Healthy lifestyle is not just about making good or smart choices in order to be physically and emotionally healthy and be spared from the probability of diseases, but it is also about being informed on safety issues, being empowered with knowledge, skills, positive attitude and correct perception about risks/risky behaviors and with the ability to make smart safety-related decisions, and being able to choose to employ them in the imminence or face of disaster/emergency.
In relation to this, I realized that emergency (i.e. accident) and disaster risk management are indeed critically needed to be addressed as part of health education campaigns and programs, because in the first place what healthy lifestyle advances is the over-all well being of people, which means for them to be not just healthy physically and emotionally, and be free from any disease but also to be healthy, safe and resilient in the face of emergency/disaster. Its obvious importance comes from the fact that that disasters pose a threat to people’s lives and their impacts may account to injuries, diseases, disabilities, or even mental disorder as in the case of many Yolanda victims. Also, inevitable they are as the risks associated with them, people need to know what to do or how to prepare and respond to emergencies/disasters as much as they need to have right perception for them to make smart safety-related decisions. All of these of course can only be achieved through education/information campaigns and risk and emergency management programs for communities and households at risk. But this is not easy.

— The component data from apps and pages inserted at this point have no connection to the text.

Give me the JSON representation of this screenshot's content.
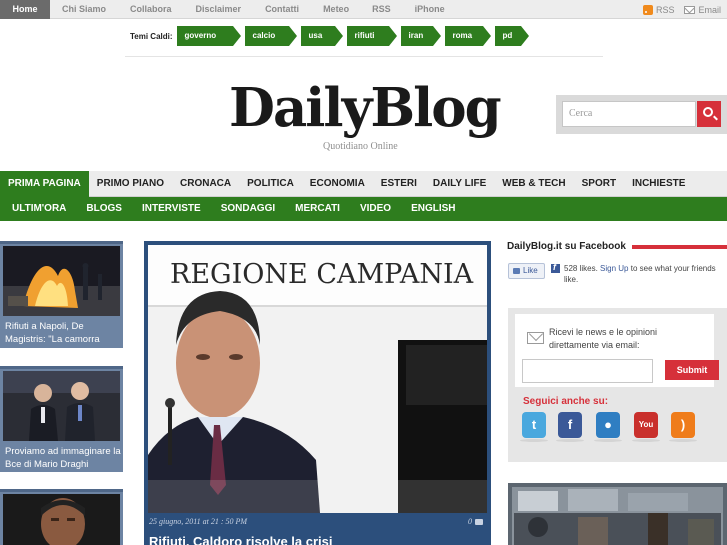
{
  "topbar": {
    "nav": [
      "Home",
      "Chi Siamo",
      "Collabora",
      "Disclaimer",
      "Contatti",
      "Meteo",
      "RSS",
      "iPhone"
    ],
    "rss_label": "RSS",
    "email_label": "Email"
  },
  "hot": {
    "label": "Temi Caldi:",
    "tags": [
      "governo",
      "calcio",
      "usa",
      "rifiuti",
      "iran",
      "roma",
      "pd"
    ]
  },
  "brand": {
    "logo": "DailyBlog",
    "tagline": "Quotidiano Online"
  },
  "search": {
    "placeholder": "Cerca"
  },
  "mainnav": [
    "PRIMA PAGINA",
    "PRIMO PIANO",
    "CRONACA",
    "POLITICA",
    "ECONOMIA",
    "ESTERI",
    "DAILY LIFE",
    "WEB & TECH",
    "SPORT",
    "INCHIESTE"
  ],
  "subnav": [
    "ULTIM'ORA",
    "BLOGS",
    "INTERVISTE",
    "SONDAGGI",
    "MERCATI",
    "VIDEO",
    "ENGLISH"
  ],
  "left_cards": [
    {
      "caption": "Rifiuti a Napoli, De Magistris: \"La camorra"
    },
    {
      "caption": "Proviamo ad immaginare la Bce di Mario Draghi"
    },
    {
      "caption": ""
    }
  ],
  "feature": {
    "sign_text": "REGIONE CAMPANIA",
    "meta": "25 giugno, 2011 at 21 : 50 PM",
    "comments": "0",
    "headline": "Rifiuti, Caldoro risolve la crisi"
  },
  "facebook": {
    "heading": "DailyBlog.it su Facebook",
    "like_label": "Like",
    "text_pre": "528 likes.",
    "text_link": "Sign Up",
    "text_post": "to see what your friends like."
  },
  "newsletter": {
    "text": "Ricevi le news e le opinioni direttamente via email:",
    "submit_label": "Submit",
    "follow_label": "Seguici anche su:",
    "social_icons": [
      "twitter-icon",
      "facebook-icon",
      "apple-icon",
      "youtube-icon",
      "rss-icon"
    ]
  },
  "colors": {
    "green": "#2e7d1e",
    "red": "#d6303a",
    "blue": "#2c4f7c",
    "card_blue": "#6d84a3"
  }
}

Promoting healthy behaviors through education/information campaigns to reduce risks and to help people prepare for, cope with, respond to and recover, may seem simple but other factors such as wrong perception about risky behaviors could complicate or worsen the effects of disaster/s, and could cost lives that in the end, it does not matter who are healthy and who are not. This is the case in typhoon Yolanda. The wrong attitude and perception of many people; either refused to heed the warning in order to protect their property or thought that their houses were safe and believed that they “know their sea better than anyone else”, or even held on to their belief that a catastrophe was not imminent as the “stars were out the previous night”, as it turned out cost them the lives of their loved ones. Also, in most places, though warning was communicated, but lack of knowledge or understanding on what storm surge means, contributed to deaths in the thousands.
Undeniably, knowledge, skills, positive attitude, right perception about risks/risky behaviors and ability to make and choose smart safety-related decisions in the imminence or face of disaster/emergency should be part of healthy lifestyle promotion. In the first place, as explained in the World Health Organization’s fact sheets, “risks can be understood in terms of hazards and people’s vulnerability to that hazard”. People’s vulnerability then to emergencies can be reduced through effective education/information campaigns, because apart from the empowerment on knowledge, skills, positive attitude, and correct perception about risks /risky behaviors and on ability to make smart safety-related decisions, the more they would be unable to prepare for, “cope with, respond to and recover from the effects of a hazard, which then would make the hazard all the more an emergency one.
World Health Organization (2013). Emergency management for health: overview. Retrieved from http://www.who.int/hac/techguidance/preparedness/risk_management_overview_17may2013.pdf
Lagmay, A. (2014, June 2). Devastating storm surges of typhoon yolanda. Project Noah. Retrieved from http://blog.noah.dost.gov.ph/2014/06/02/devastating-storm-surges-of-typhoon-yolanda/